Here are a couple of questions I’ve received – and the tips I offered for addressing the issues.
Q. You’re in a conversation. Someone isn’t explaining their point of view clearly. Perhaps you just didn’t hear what was said. At what point do you simply nod and smile when you’ve already said “What?” a number of times and still can’t decipher what they’ve said?
A: Forget about it. If you sense you’re going to cause embarrassment or discomfort in the conversation, drop it. You know darn well when background noise, a heavy accent or a speech impediment is making things difficult. Instead of belaboring the disconnection, use this moment to change the subject or pull someone else into the conversation. Always have a couple of good conversation “redirector” questions up your sleeve – “Hey what do you suppose that artist was thinking?” [point at something on the wall], or “What would you say if that guy offered you $100 for your jacket?” Maybe these questions aren’t your style…so think of your own “traffic redirectors” for future use, before you need them.

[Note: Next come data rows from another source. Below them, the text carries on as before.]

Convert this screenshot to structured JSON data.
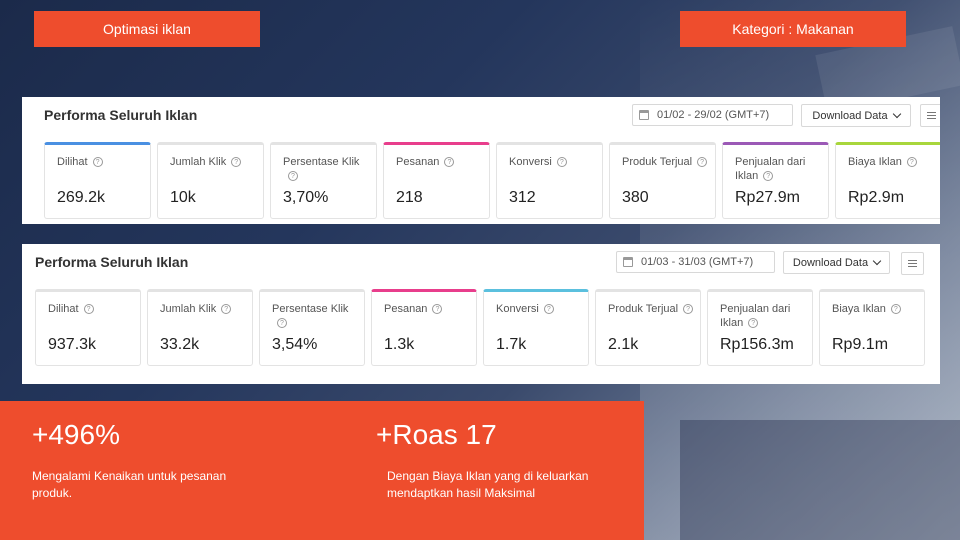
{
  "header": {
    "left_label": "Optimasi iklan",
    "right_label": "Kategori : Makanan"
  },
  "panel1": {
    "title": "Performa Seluruh Iklan",
    "date_range": "01/02 - 29/02 (GMT+7)",
    "download_label": "Download Data",
    "metrics": [
      {
        "label": "Dilihat",
        "value": "269.2k",
        "accent": "#4a90e2"
      },
      {
        "label": "Jumlah Klik",
        "value": "10k",
        "accent": ""
      },
      {
        "label": "Persentase Klik",
        "value": "3,70%",
        "accent": ""
      },
      {
        "label": "Pesanan",
        "value": "218",
        "accent": "#e83e8c"
      },
      {
        "label": "Konversi",
        "value": "312",
        "accent": ""
      },
      {
        "label": "Produk Terjual",
        "value": "380",
        "accent": ""
      },
      {
        "label": "Penjualan dari Iklan",
        "value": "Rp27.9m",
        "accent": "#9b59b6"
      },
      {
        "label": "Biaya Iklan",
        "value": "Rp2.9m",
        "accent": "#a8d63c"
      }
    ]
  },
  "panel2": {
    "title": "Performa Seluruh Iklan",
    "date_range": "01/03 - 31/03 (GMT+7)",
    "download_label": "Download Data",
    "metrics": [
      {
        "label": "Dilihat",
        "value": "937.3k",
        "accent": ""
      },
      {
        "label": "Jumlah Klik",
        "value": "33.2k",
        "accent": ""
      },
      {
        "label": "Persentase Klik",
        "value": "3,54%",
        "accent": ""
      },
      {
        "label": "Pesanan",
        "value": "1.3k",
        "accent": "#e83e8c"
      },
      {
        "label": "Konversi",
        "value": "1.7k",
        "accent": "#5bc0de"
      },
      {
        "label": "Produk Terjual",
        "value": "2.1k",
        "accent": ""
      },
      {
        "label": "Penjualan dari Iklan",
        "value": "Rp156.3m",
        "accent": ""
      },
      {
        "label": "Biaya Iklan",
        "value": "Rp9.1m",
        "accent": ""
      }
    ]
  },
  "summary": {
    "stat1_value": "+496%",
    "stat1_desc": "Mengalami Kenaikan untuk pesanan produk.",
    "stat2_value": "+Roas 17",
    "stat2_desc": "Dengan Biaya Iklan yang di keluarkan mendaptkan hasil Maksimal"
  },
  "colors": {
    "brand": "#ee4d2d"
  }
}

Q: Someone says “What?” to YOU while sporting a blank or quizzical stare. You can tell it’s more than a language or audio barrier. They don’t understand what you mean…conceptually. They’re obviously not getting the point with the way you are explaining it. Do you repeat or (last resort) raise your voice in hope that they finally ‘get it’?
A: If they were hard of hearing, you’d see the hearing aid. Don’t raise your voice, rephrase your information. Too often it’s assumed that repeating yourself will magically create a new understanding where there was no understanding before. Negatory. You have to find different words to relay the same concept. CAUTION: A friend of mine often says the phrase, “Talk to me like I’m 2-years old.” While this is potentially cute & humorous, be aware that changing the way you phrase something does NOT mean dummifying it to the point of insulting someone else’s intelligence. It may simply involve changing the words you use, or painting a mental picture with metaphors or similes.

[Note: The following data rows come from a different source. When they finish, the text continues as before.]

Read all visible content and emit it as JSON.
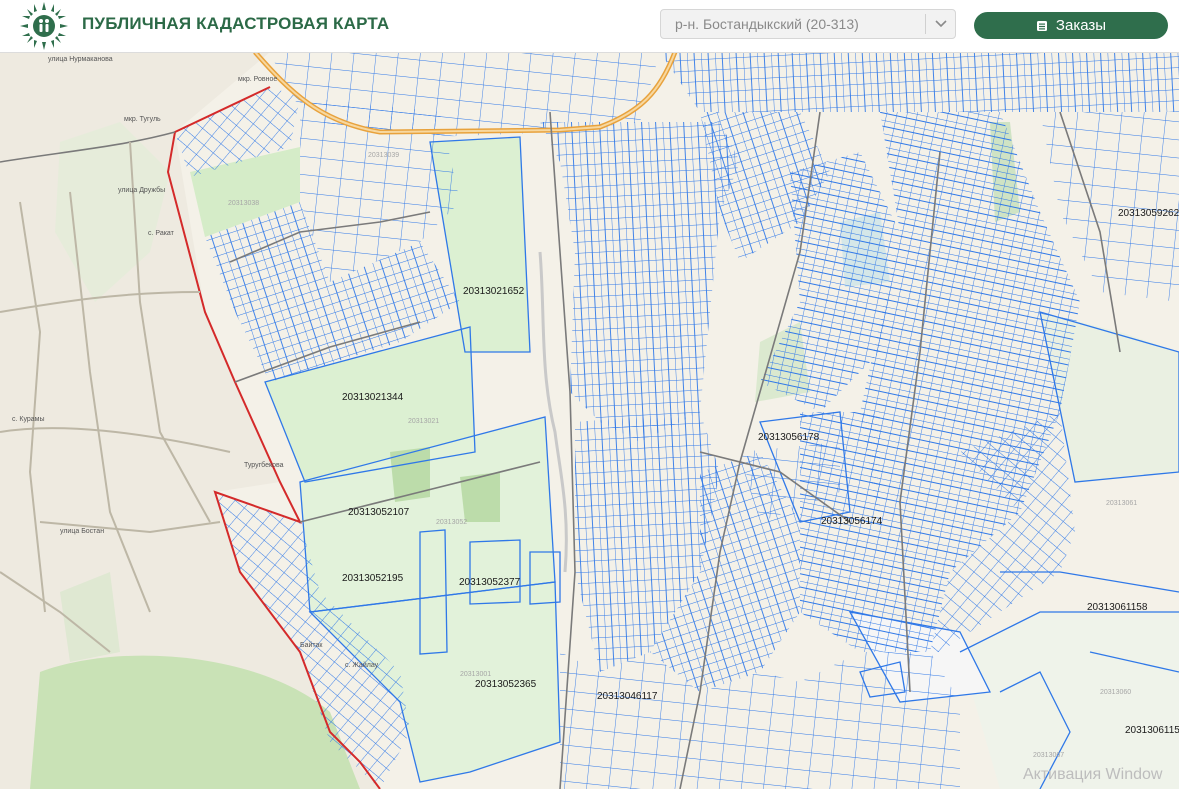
{
  "header": {
    "title": "ПУБЛИЧНАЯ КАДАСТРОВАЯ КАРТА",
    "district_select": {
      "value": "р-н. Бостандыкский (20-313)"
    },
    "orders_button": {
      "label": "Заказы",
      "icon": "list-icon"
    }
  },
  "map": {
    "parcel_labels": [
      "20313021652",
      "20313021344",
      "20313052107",
      "20313052195",
      "20313052377",
      "20313052365",
      "20313046117",
      "20313056178",
      "20313056174",
      "20313061158",
      "20313059262",
      "2031306115"
    ],
    "block_labels": [
      "20313038",
      "20313039",
      "20313021",
      "20313052",
      "20313001",
      "20313061",
      "20313060",
      "20313067"
    ],
    "street_labels": [
      "улица Нурмаканова",
      "мкр. Тугуль",
      "мкр. Ровное",
      "улица Дружбы",
      "с. Ракат",
      "Туругбекова",
      "с. Курамы",
      "с. Жайлау",
      "Байтак",
      "улица Бостан"
    ],
    "colors": {
      "parcel_lines": "#2f78e8",
      "district_boundary": "#d42a2a",
      "highway": "#e8a23c",
      "greenery": "#dcebd4"
    },
    "watermark": "Активация Window"
  }
}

Got a great response to a continued “WHAT’D YOU SAY?” Do Tell.
Food for thought: Dealing with difficult people is a learned skill. The more challenging aspect is how to change your own habits. Be on the lookout for sandyspadaro.com‘s next post – My Advice Is King: Who’s the Jerk in This Conversation?